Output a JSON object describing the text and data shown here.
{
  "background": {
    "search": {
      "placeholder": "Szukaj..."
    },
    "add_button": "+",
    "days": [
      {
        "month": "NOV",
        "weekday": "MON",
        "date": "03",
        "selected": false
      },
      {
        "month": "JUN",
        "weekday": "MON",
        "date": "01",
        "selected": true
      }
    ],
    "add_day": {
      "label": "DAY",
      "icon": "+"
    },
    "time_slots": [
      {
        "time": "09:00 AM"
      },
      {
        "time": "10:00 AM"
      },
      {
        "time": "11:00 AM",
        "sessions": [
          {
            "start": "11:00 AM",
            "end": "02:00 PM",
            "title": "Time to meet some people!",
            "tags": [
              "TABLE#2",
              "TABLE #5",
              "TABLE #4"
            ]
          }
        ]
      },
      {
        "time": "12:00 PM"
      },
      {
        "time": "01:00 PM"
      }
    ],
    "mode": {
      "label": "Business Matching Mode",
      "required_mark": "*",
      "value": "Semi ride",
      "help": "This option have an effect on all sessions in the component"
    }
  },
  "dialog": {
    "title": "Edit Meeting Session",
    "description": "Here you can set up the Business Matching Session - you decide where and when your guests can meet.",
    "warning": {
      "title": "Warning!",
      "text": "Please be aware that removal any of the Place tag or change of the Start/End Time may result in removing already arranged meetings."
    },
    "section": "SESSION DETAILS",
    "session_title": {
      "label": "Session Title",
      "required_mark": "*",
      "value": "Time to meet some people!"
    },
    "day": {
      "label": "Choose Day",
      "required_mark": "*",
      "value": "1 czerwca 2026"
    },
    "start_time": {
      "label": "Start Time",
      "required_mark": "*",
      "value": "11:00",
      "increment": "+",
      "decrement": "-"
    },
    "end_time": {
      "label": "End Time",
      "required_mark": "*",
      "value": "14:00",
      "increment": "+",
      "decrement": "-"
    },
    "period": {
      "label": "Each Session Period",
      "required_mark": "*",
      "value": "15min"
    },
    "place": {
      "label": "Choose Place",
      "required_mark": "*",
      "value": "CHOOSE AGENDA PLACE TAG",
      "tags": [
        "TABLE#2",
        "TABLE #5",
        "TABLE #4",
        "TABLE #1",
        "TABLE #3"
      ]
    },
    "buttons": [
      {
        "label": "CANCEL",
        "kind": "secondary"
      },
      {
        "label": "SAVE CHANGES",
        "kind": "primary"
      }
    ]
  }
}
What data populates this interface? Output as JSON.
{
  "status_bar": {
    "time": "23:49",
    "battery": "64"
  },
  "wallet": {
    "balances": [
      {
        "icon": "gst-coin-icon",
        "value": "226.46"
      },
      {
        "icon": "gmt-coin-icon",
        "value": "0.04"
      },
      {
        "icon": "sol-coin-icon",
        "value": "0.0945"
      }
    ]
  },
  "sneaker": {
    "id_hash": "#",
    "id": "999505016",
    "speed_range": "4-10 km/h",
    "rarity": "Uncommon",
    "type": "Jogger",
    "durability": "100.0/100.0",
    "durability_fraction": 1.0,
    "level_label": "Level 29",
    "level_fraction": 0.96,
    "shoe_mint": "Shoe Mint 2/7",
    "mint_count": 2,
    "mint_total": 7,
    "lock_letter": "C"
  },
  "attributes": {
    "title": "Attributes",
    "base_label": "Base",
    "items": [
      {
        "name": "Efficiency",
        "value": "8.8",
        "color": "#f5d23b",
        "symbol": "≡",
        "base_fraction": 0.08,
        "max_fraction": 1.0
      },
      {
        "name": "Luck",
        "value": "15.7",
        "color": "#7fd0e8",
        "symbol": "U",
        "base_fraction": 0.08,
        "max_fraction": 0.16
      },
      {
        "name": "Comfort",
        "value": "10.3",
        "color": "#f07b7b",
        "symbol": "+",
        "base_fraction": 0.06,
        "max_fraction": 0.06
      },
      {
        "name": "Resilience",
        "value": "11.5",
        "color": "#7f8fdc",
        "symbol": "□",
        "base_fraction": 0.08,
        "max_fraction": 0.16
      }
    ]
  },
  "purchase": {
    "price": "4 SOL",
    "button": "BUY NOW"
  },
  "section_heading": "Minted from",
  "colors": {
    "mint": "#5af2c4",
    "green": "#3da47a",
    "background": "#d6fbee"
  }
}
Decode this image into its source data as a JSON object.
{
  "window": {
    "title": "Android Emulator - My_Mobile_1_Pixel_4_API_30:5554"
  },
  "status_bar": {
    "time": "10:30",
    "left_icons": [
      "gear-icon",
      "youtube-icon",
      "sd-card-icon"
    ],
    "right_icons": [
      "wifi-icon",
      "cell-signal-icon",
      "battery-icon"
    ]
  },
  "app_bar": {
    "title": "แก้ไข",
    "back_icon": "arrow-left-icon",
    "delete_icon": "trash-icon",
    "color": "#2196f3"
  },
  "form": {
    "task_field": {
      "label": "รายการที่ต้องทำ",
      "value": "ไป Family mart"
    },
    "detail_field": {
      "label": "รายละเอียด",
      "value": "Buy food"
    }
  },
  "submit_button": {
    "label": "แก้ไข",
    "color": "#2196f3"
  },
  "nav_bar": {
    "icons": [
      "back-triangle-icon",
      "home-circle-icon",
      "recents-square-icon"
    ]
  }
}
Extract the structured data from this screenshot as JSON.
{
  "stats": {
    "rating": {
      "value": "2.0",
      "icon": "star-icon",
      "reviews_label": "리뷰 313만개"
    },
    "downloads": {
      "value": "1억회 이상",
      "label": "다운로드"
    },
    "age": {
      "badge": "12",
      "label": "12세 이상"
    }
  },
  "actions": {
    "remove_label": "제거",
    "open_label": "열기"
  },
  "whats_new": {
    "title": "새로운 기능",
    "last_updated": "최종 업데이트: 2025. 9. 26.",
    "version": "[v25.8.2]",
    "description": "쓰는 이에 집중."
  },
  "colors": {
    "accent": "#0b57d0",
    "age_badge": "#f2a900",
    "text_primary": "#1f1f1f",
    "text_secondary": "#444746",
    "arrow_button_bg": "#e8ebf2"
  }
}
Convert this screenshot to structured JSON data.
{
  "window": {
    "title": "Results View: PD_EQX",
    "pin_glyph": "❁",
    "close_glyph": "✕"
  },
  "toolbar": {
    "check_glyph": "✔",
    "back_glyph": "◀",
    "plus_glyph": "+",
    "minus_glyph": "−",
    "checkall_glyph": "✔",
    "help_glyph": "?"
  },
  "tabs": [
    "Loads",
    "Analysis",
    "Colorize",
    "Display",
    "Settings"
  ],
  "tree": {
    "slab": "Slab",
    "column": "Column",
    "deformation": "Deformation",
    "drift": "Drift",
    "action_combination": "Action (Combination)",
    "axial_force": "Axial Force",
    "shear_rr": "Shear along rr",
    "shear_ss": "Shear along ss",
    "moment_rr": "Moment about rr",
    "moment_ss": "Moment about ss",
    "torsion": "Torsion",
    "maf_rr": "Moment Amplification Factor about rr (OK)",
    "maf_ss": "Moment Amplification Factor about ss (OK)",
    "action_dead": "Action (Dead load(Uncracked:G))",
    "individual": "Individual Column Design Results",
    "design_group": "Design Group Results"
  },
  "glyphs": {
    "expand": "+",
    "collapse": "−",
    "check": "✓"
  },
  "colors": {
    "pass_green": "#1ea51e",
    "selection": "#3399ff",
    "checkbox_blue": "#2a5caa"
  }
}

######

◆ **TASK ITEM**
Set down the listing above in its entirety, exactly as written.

◆ **PROBLEM SOLUTION**
Output a JSON object describing the text and data shown here.
{
  "background": {
    "search": {
      "placeholder": "Szukaj..."
    },
    "add_button": "+",
    "days": [
      {
        "month": "NOV",
        "weekday": "MON",
        "date": "03",
        "selected": false
      },
      {
        "month": "JUN",
        "weekday": "MON",
        "date": "01",
        "selected": true
      }
    ],
    "add_day": {
      "label": "DAY",
      "icon": "+"
    },
    "time_slots": [
      {
        "time": "09:00 AM"
      },
      {
        "time": "10:00 AM"
      },
      {
        "time": "11:00 AM",
        "sessions": [
          {
            "start": "11:00 AM",
            "end": "02:00 PM",
            "title": "Time to meet some people!",
            "tags": [
              "TABLE#2",
              "TABLE #5",
              "TABLE #4"
            ]
          }
        ]
      },
      {
        "time": "12:00 PM"
      },
      {
        "time": "01:00 PM"
      }
    ],
    "mode": {
      "label": "Business Matching Mode",
      "required_mark": "*",
      "value": "Semi ride",
      "help": "This option have an effect on all sessions in the component"
    }
  },
  "dialog": {
    "title": "Edit Meeting Session",
    "description": "Here you can set up the Business Matching Session - you decide where and when your guests can meet.",
    "warning": {
      "title": "Warning!",
      "text": "Please be aware that removal any of the Place tag or change of the Start/End Time may result in removing already arranged meetings."
    },
    "section": "SESSION DETAILS",
    "session_title": {
      "label": "Session Title",
      "required_mark": "*",
      "value": "Time to meet some people!"
    },
    "day": {
      "label": "Choose Day",
      "required_mark": "*",
      "value": "1 czerwca 2026"
    },
    "start_time": {
      "label": "Start Time",
      "required_mark": "*",
      "value": "11:00",
      "increment": "+",
      "decrement": "-"
    },
    "end_time": {
      "label": "End Time",
      "required_mark": "*",
      "value": "14:00",
      "increment": "+",
      "decrement": "-"
    },
    "period": {
      "label": "Each Session Period",
      "required_mark": "*",
      "value": "15min"
    },
    "place": {
      "label": "Choose Place",
      "required_mark": "*",
      "value": "CHOOSE AGENDA PLACE TAG",
      "tags": [
        "TABLE#2",
        "TABLE #5",
        "TABLE #4",
        "TABLE #1",
        "TABLE #3"
      ]
    },
    "buttons": [
      {
        "label": "CANCEL",
        "kind": "secondary"
      },
      {
        "label": "SAVE CHANGES",
        "kind": "primary"
      }
    ]
  }
}
What data populates this interface? Output as JSON.
{
  "status_bar": {
    "time": "23:49",
    "battery": "64"
  },
  "wallet": {
    "balances": [
      {
        "icon": "gst-coin-icon",
        "value": "226.46"
      },
      {
        "icon": "gmt-coin-icon",
        "value": "0.04"
      },
      {
        "icon": "sol-coin-icon",
        "value": "0.0945"
      }
    ]
  },
  "sneaker": {
    "id_hash": "#",
    "id": "999505016",
    "speed_range": "4-10 km/h",
    "rarity": "Uncommon",
    "type": "Jogger",
    "durability": "100.0/100.0",
    "durability_fraction": 1.0,
    "level_label": "Level 29",
    "level_fraction": 0.96,
    "shoe_mint": "Shoe Mint 2/7",
    "mint_count": 2,
    "mint_total": 7,
    "lock_letter": "C"
  },
  "attributes": {
    "title": "Attributes",
    "base_label": "Base",
    "items": [
      {
        "name": "Efficiency",
        "value": "8.8",
        "color": "#f5d23b",
        "symbol": "≡",
        "base_fraction": 0.08,
        "max_fraction": 1.0
      },
      {
        "name": "Luck",
        "value": "15.7",
        "color": "#7fd0e8",
        "symbol": "U",
        "base_fraction": 0.08,
        "max_fraction": 0.16
      },
      {
        "name": "Comfort",
        "value": "10.3",
        "color": "#f07b7b",
        "symbol": "+",
        "base_fraction": 0.06,
        "max_fraction": 0.06
      },
      {
        "name": "Resilience",
        "value": "11.5",
        "color": "#7f8fdc",
        "symbol": "□",
        "base_fraction": 0.08,
        "max_fraction": 0.16
      }
    ]
  },
  "purchase": {
    "price": "4 SOL",
    "button": "BUY NOW"
  },
  "section_heading": "Minted from",
  "colors": {
    "mint": "#5af2c4",
    "green": "#3da47a",
    "background": "#d6fbee"
  }
}
Decode this image into its source data as a JSON object.
{
  "window": {
    "title": "Android Emulator - My_Mobile_1_Pixel_4_API_30:5554"
  },
  "status_bar": {
    "time": "10:30",
    "left_icons": [
      "gear-icon",
      "youtube-icon",
      "sd-card-icon"
    ],
    "right_icons": [
      "wifi-icon",
      "cell-signal-icon",
      "battery-icon"
    ]
  },
  "app_bar": {
    "title": "แก้ไข",
    "back_icon": "arrow-left-icon",
    "delete_icon": "trash-icon",
    "color": "#2196f3"
  },
  "form": {
    "task_field": {
      "label": "รายการที่ต้องทำ",
      "value": "ไป Family mart"
    },
    "detail_field": {
      "label": "รายละเอียด",
      "value": "Buy food"
    }
  },
  "submit_button": {
    "label": "แก้ไข",
    "color": "#2196f3"
  },
  "nav_bar": {
    "icons": [
      "back-triangle-icon",
      "home-circle-icon",
      "recents-square-icon"
    ]
  }
}
Extract the structured data from this screenshot as JSON.
{
  "stats": {
    "rating": {
      "value": "2.0",
      "icon": "star-icon",
      "reviews_label": "리뷰 313만개"
    },
    "downloads": {
      "value": "1억회 이상",
      "label": "다운로드"
    },
    "age": {
      "badge": "12",
      "label": "12세 이상"
    }
  },
  "actions": {
    "remove_label": "제거",
    "open_label": "열기"
  },
  "whats_new": {
    "title": "새로운 기능",
    "last_updated": "최종 업데이트: 2025. 9. 26.",
    "version": "[v25.8.2]",
    "description": "쓰는 이에 집중."
  },
  "colors": {
    "accent": "#0b57d0",
    "age_badge": "#f2a900",
    "text_primary": "#1f1f1f",
    "text_secondary": "#444746",
    "arrow_button_bg": "#e8ebf2"
  }
}
Convert this screenshot to structured JSON data.
{
  "window": {
    "title": "Results View: PD_EQX",
    "pin_glyph": "❁",
    "close_glyph": "✕"
  },
  "toolbar": {
    "check_glyph": "✔",
    "back_glyph": "◀",
    "plus_glyph": "+",
    "minus_glyph": "−",
    "checkall_glyph": "✔",
    "help_glyph": "?"
  },
  "tabs": [
    "Loads",
    "Analysis",
    "Colorize",
    "Display",
    "Settings"
  ],
  "tree": {
    "slab": "Slab",
    "column": "Column",
    "deformation": "Deformation",
    "drift": "Drift",
    "action_combination": "Action (Combination)",
    "axial_force": "Axial Force",
    "shear_rr": "Shear along rr",
    "shear_ss": "Shear along ss",
    "moment_rr": "Moment about rr",
    "moment_ss": "Moment about ss",
    "torsion": "Torsion",
    "maf_rr": "Moment Amplification Factor about rr (OK)",
    "maf_ss": "Moment Amplification Factor about ss (OK)",
    "action_dead": "Action (Dead load(Uncracked:G))",
    "individual": "Individual Column Design Results",
    "design_group": "Design Group Results"
  },
  "glyphs": {
    "expand": "+",
    "collapse": "−",
    "check": "✓"
  },
  "colors": {
    "pass_green": "#1ea51e",
    "selection": "#3399ff",
    "checkbox_blue": "#2a5caa"
  }
}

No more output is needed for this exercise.